WORK TO COMPLETE.
In the entries below, some lines hold the string "Users"; please say how many, giving the number and nothing else.

EXTRACTED DATA.
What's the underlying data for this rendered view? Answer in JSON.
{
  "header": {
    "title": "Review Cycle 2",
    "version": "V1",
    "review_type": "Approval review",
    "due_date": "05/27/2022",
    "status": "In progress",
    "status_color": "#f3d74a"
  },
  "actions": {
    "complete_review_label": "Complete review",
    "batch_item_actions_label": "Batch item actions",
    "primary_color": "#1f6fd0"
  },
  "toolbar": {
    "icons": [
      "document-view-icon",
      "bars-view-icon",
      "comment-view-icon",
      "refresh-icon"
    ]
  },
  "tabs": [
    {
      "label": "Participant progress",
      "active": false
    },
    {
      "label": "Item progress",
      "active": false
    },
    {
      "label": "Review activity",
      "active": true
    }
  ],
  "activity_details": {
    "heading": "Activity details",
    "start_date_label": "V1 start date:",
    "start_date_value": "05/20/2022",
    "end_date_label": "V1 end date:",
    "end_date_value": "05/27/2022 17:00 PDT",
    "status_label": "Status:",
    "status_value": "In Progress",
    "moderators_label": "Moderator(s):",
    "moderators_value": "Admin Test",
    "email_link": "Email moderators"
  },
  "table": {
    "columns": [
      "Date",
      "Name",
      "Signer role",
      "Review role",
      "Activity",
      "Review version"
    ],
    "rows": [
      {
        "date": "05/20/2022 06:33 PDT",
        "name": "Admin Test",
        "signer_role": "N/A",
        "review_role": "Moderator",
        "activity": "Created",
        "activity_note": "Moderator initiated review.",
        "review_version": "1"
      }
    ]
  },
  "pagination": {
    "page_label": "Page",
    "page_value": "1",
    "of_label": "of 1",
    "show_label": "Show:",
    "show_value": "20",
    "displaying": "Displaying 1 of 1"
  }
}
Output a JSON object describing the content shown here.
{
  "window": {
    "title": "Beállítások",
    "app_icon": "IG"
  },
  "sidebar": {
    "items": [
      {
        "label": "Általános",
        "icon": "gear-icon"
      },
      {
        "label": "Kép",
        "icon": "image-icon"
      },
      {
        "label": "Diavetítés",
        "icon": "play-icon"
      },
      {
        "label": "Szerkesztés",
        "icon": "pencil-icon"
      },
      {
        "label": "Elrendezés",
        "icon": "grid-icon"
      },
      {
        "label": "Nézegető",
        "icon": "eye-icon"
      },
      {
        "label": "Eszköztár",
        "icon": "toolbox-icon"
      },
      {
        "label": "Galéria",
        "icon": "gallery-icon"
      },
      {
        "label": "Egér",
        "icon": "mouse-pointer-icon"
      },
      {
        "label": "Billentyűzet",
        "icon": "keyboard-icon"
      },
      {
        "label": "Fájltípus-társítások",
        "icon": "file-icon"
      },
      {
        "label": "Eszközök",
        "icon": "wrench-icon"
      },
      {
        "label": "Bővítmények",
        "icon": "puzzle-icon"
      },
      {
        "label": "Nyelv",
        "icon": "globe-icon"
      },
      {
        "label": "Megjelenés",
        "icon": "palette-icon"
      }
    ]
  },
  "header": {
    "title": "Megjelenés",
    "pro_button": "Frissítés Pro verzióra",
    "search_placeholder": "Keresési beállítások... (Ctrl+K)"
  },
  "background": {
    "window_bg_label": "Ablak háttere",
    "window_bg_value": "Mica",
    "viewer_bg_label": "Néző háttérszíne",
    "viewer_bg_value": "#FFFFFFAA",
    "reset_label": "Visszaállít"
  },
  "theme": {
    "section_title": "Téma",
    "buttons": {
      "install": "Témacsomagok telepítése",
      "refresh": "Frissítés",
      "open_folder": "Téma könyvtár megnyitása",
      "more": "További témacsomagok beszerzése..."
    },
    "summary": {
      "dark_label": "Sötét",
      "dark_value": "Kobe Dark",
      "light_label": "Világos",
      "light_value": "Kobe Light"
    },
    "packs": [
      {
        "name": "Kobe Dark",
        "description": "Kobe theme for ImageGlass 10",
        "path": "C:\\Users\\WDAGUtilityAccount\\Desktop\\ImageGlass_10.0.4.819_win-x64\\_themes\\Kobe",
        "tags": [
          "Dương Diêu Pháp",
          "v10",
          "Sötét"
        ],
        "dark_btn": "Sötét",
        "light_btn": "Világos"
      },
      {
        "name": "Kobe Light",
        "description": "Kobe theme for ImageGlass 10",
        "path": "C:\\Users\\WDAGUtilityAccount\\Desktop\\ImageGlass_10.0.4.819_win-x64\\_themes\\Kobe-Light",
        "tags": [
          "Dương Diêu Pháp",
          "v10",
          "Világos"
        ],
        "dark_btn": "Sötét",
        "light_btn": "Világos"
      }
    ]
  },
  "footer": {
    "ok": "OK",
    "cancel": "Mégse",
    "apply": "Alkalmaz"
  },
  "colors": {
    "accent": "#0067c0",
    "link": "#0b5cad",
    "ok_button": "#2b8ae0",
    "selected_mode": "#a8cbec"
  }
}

RESPONSE BELOW.
2